“What are you reading?” asked Durtal, wishing to change a subject which he judged to be dangerous.
“Books about bells! Ah, Monsieur Durtal, I have some inscriptions here of truly rare beauty. Listen,” and he opened a worm-bored book, “listen to this motto printed in raised letters on the bronze robe of the great bell of Schaffhausen, ’I call the living, I mourn the dead, I break the thunder.’ And this other which figured on an old bell in the belfry of Ghent, ’My name is Roland. When I toll, there is a fire; when I peal, there is a tempest in Flanders.’”
“Yes,” Durtal agreed, “there is a certain vigour about that one.”
“Ah,” said Carhaix, seeming not to have heard the other’s remark, “it’s ridiculous. Now the rich have their names and titles inscribed on the bells which they give to the churches, but they have so many qualities and titles that there is no room for a motto. Truly, humility is a forgotten virtue in our day.”
“If that were the only forgotten virtue!” sighed Durtal.
“Ah!” replied Carhaix, not to be turned from his favourite subject, “and if this were the only abuse! But bells now rust from inactivity. The metal is no longer hammer-hardened and is not vibrant. Formerly these magnificent auxiliaries of the ritual sang without cease. The canonical hours were sounded, Matins and Laudes before daybreak, Prime at dawn, Tierce at nine o’clock, Sexte at noon, Nones at three, and then Vespers and Compline. Now we announce the curate’s mass, ring three angeluses, morning, noon, and evening, occasionally a Salute, and on certain days launch a few peals for prescribed ceremonies. And that’s all. It’s only in the convents where the bells do not sleep, for these, at least, the night offices are kept up.”
“You mustn’t talk about that,” said his wife, straightening the pillows at his back. “If you keep working yourself up, you will never get well.”
“Quite right,” he said, resigned, “but what would you have? I shall still be a man with a grievance, whom nothing can pacify,” and he smiled at his wife who was bringing him a spoonful of the potion to swallow.

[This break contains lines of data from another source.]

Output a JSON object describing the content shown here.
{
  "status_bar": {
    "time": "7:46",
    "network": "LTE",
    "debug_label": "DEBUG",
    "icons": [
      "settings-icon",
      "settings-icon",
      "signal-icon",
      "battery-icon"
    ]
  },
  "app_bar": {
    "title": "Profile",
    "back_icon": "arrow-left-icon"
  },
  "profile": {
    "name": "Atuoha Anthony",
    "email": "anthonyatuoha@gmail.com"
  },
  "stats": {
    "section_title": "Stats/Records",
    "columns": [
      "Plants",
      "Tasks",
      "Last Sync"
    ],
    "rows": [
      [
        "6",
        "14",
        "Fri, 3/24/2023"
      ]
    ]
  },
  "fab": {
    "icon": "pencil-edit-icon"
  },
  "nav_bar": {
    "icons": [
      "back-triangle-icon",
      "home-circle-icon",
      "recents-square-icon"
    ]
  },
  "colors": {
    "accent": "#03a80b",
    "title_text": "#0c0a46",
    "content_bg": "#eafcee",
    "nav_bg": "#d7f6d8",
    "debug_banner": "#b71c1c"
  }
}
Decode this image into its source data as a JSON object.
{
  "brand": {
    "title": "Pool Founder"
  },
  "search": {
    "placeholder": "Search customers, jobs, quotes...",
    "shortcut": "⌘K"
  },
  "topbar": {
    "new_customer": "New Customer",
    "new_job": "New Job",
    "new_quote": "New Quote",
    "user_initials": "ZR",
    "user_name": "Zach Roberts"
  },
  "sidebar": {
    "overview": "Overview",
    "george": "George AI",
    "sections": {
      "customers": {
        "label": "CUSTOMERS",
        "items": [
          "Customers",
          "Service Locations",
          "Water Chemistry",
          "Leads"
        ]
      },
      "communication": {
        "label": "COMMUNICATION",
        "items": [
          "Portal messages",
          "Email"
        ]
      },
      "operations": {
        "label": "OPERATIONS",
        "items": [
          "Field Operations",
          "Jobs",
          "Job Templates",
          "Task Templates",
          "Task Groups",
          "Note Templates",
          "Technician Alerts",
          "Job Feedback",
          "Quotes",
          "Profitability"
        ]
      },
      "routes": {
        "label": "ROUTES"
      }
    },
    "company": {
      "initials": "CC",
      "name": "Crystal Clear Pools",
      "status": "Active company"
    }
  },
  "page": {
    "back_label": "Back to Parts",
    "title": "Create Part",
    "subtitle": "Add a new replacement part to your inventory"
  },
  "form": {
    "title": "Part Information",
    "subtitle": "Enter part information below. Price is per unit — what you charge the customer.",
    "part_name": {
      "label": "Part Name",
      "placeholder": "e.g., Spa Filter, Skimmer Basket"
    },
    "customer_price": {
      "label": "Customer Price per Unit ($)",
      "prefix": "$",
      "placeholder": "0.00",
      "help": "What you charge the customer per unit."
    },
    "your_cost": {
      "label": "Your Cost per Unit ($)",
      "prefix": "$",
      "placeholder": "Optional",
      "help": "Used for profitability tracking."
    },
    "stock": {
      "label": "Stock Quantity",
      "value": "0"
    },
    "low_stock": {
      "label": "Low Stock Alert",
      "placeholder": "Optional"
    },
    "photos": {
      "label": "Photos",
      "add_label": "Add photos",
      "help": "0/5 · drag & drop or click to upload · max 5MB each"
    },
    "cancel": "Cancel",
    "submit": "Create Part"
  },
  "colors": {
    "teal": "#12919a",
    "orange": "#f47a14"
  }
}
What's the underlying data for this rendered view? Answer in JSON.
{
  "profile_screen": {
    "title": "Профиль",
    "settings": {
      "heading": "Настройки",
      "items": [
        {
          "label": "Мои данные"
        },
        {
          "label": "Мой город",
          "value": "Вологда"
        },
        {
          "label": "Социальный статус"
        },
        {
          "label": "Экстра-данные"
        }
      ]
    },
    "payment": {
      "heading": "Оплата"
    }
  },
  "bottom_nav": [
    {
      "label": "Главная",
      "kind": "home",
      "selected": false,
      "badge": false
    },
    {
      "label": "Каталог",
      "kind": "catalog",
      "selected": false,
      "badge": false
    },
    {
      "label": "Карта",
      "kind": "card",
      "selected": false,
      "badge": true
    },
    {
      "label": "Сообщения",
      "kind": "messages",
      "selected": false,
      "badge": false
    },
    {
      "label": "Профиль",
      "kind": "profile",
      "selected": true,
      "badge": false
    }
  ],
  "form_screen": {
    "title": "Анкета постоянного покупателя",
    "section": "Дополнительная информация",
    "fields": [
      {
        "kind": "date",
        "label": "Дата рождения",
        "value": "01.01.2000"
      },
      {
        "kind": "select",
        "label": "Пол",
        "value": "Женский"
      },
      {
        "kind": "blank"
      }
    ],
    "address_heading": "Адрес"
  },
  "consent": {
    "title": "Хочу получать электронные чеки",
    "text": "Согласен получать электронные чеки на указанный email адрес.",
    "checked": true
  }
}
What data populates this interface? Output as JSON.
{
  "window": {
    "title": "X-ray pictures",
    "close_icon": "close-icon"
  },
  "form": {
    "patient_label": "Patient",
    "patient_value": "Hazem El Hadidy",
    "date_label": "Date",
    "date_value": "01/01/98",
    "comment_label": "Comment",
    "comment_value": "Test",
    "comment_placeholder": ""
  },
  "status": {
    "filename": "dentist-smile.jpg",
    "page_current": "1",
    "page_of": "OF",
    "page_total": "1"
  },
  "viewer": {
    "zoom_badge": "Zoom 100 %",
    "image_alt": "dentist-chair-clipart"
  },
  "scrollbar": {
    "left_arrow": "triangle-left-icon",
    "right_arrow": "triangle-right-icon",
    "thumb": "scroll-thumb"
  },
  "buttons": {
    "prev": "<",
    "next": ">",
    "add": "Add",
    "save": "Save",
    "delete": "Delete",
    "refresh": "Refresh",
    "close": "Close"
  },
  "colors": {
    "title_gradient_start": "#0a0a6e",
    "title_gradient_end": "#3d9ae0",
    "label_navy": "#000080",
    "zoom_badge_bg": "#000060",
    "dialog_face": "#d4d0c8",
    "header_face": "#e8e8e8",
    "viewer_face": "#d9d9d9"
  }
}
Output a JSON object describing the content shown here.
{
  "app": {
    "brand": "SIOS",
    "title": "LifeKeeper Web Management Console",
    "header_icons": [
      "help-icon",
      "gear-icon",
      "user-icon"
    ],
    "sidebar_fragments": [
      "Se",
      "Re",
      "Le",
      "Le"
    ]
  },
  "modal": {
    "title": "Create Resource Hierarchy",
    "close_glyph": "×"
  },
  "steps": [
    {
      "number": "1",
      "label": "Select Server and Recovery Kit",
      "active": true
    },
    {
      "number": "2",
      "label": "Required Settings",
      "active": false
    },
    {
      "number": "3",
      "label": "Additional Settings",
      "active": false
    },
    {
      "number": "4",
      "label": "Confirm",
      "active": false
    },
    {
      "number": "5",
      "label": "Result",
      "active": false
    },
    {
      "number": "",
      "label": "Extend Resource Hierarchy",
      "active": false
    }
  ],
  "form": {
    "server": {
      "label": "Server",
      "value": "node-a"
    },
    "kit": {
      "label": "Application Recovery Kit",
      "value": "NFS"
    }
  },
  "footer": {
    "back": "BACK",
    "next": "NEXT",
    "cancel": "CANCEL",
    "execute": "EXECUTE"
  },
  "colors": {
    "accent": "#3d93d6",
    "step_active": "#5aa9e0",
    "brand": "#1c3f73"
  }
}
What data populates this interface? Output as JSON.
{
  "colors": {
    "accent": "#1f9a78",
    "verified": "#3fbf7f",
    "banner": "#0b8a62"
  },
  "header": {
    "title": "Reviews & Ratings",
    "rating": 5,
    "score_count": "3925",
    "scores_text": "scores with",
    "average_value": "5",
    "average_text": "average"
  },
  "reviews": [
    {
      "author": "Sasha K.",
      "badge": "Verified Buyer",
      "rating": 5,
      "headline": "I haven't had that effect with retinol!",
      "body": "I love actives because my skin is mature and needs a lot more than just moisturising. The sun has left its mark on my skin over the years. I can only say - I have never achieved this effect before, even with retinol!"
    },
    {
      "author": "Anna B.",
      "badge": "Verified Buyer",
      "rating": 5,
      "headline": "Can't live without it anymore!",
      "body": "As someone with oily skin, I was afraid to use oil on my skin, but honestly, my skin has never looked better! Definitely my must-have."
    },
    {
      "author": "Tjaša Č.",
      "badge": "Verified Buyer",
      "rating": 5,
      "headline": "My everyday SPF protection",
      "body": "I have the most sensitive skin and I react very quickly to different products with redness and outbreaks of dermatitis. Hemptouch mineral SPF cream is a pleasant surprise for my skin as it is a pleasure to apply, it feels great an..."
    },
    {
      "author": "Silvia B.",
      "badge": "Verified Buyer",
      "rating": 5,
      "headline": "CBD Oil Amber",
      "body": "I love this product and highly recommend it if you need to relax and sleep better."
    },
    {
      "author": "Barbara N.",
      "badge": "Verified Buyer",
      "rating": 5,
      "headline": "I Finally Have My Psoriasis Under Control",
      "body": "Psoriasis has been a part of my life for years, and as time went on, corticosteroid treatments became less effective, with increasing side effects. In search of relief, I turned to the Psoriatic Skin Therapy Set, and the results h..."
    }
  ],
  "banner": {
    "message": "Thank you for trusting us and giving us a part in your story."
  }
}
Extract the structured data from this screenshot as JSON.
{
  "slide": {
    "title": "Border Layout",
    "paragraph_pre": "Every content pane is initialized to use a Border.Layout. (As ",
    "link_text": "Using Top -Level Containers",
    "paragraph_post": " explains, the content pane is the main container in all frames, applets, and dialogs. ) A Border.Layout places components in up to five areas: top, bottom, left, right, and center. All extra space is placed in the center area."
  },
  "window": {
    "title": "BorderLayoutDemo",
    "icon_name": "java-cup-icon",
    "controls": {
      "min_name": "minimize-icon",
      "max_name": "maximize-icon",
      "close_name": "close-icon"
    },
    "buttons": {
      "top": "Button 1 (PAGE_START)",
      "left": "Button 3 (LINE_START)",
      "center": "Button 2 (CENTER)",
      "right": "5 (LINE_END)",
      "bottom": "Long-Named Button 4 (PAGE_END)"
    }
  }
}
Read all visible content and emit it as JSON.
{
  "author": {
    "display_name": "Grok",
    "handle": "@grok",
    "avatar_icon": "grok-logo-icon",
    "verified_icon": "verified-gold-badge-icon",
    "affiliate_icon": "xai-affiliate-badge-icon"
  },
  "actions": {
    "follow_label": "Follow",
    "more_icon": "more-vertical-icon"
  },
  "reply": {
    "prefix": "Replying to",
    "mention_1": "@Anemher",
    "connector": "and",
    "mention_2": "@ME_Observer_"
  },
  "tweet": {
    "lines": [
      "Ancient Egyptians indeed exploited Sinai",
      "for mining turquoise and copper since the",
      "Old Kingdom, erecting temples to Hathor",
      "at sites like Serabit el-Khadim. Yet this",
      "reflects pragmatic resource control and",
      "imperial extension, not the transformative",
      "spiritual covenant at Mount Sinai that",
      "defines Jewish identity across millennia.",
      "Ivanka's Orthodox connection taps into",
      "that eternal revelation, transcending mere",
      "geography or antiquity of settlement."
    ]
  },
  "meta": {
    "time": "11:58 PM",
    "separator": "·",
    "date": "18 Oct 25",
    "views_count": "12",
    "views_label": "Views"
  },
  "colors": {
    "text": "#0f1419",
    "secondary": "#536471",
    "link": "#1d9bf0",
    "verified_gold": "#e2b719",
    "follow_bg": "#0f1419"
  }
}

The doorbell rang. Mme. Carhaix went to answer it and a hilarious and red-faced priest entered, crying in a great voice, “It’s Jacob’s ladder, that stairway! I climbed and climbed and climbed, and I’m all out of breath,” and he sank, puffing, into an armchair.
“Well, my friend,” he said at last, coming into the bedroom, “I learned from the beadle that you were ill, and I came to see how you were getting on.”
Durtal examined him. An irrepressible gaiety exuded from this sanguine, smooth-shaven face, blue from the razor. Carhaix introduced them. They exchanged a look, of distrust on the priest’s side, of coldness on Durtal’s.
Durtal felt embarrassed and in the way, while the honest pair were effusively and with excessive humility thanking the abbe for coming up to see them. It was evident that for this pair, who were not ignorant of the sacrileges and scandalous self-indulgences of the clergy, an ecclesiastic was a man elect, a man so superior that as soon as he arrived nobody else counted.